When Should You Repot an Aloe Plant?
When your aloe plant starts to outgrow its pot, you should repot it. You can tell this is happening when it's looking droopy. If it has a lot of offshoots, which are called pups, it's also time to repot. Follow these steps to successfully repot your aloe plant:
- Remove your aloe plant from its current pot. If your plant has pups, pull them apart from the main plant. If you're having trouble separating the roots, you can cut them with a knife.
- Let your plant and the separated pups sit out overnight in a dry, warm place.
- Place a small piece of screen over the drainage hole in your pot.
- Fill your new pot one-third full with well-draining soil. You can use a mix made for succulents or make your own by mixing half sand and half potting soil.
- Put your plant in the new pot.
- Fill around the plant with the soil mixture until the soil is about half an inch from the top of the pot.
- Wait one week before watering your repotted aloe.
- Keep your plant in an area that receives bright but indirect sunlight and water about every other week.
How Deep Do You Plant Aloe in a Pot?
The top of your aloe plant should be between one-half and one inch below the top of the pot. It's bottom leaves should just rest on the top of the soil mixture. The bottom of the roots should be about an inch above the bottom of the pot.
If your aloe plant has a long stem, you can either bury the stem or cut some of it off with gardening shears. Cutting off the stem can kill the plant, though, so don't do it unless you're prepared for it to die. If you do cut off the stem, leave the plant out until the cut heals over.
How Can You Make Your Aloe Plant Grow Bigger?
It's tempting to baby your aloe to make it grow bigger, but your aloe will thrive with a little benign neglect. Aloe plants grow naturally in tropical and subtropical environments. If you don't live in the tropics, you can still give your aloe the conditions it needs to grow well.

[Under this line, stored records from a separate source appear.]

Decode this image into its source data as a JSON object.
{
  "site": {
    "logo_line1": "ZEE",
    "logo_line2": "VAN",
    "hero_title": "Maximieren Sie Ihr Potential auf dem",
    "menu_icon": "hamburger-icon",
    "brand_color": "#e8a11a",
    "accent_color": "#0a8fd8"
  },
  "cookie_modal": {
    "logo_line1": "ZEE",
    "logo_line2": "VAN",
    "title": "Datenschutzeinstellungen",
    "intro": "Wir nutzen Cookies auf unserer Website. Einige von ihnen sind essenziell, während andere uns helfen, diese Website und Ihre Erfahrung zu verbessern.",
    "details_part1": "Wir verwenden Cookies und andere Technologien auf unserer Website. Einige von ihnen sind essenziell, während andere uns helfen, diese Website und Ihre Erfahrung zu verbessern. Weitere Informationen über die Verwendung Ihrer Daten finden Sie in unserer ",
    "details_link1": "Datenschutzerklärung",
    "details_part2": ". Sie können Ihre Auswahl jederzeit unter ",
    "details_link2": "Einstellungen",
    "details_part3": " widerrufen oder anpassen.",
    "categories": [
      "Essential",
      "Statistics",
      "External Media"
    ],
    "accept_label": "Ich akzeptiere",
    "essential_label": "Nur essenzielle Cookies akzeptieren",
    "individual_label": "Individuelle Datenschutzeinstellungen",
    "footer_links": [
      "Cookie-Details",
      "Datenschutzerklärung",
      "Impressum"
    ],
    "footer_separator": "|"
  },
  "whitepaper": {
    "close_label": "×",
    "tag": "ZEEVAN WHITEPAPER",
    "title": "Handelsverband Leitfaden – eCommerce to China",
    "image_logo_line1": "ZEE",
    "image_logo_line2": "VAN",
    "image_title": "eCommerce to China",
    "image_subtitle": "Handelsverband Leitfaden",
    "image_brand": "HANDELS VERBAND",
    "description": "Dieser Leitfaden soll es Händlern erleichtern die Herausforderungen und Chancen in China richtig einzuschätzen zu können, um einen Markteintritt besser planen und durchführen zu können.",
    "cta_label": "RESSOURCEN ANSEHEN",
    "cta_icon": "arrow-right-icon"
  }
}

Put your aloe in a spot where it gets plenty of light. Despite its tropical roots, aloe vera plants don't do well in full sun. They grow much better in bright but protected areas, both inside and outside. If your aloe plant gets too much sun, its leaves will burn and turn brown. If it doesn't get enough, its leaves will wilt.
What's the Best Way to Water Your Aloe Plant?
When it comes to watering your aloe, let it dry out completely before you water it. During the summer, this may be as often as once a week. During the winter, it may be as infrequently as once a month or even every other month.
Check to make sure the soil is dry before you water your aloe. To do this, you can buy a moisture meter, or you can do it with a wooden skewer or chopstick. Just stick it into the soil until it's near the bottom of the pot. Leave it for a minute or two; if the tip is damp or cool when you pull it out, the soil isn't dry.
Err on the side of underwatering if you aren't sure if your aloe needs water. However, when you do need to water your aloe plant, soak it. Don't just barely wet the soil. Water it until water pools around the bottom of the plant. Be careful not to let water get on the leaves, though.
Letting water sit on the leaves of your aloe can cause it to rot. If your plant is outdoors, this isn't as important since the moisture will evaporate more quickly. Just wipe down any wet spots on the leaves of your aloe after watering, and this shouldn't be a problem.
Even though aloe plants are native to tropical and subtropical environments, you can successfully grow them by paying attention to their needs and providing appropriate conditions.
Give your aloe vera what it needs when it needs it, but no more. Your aloe will repay you with thick, healthy succulent leaves that you can use to heal cuts and burns and moisturize your skin. It will also produce lots of pups that make fantastic gifts for almost everyone in your life.
To find out more about caring for other types of plants, check out these posts: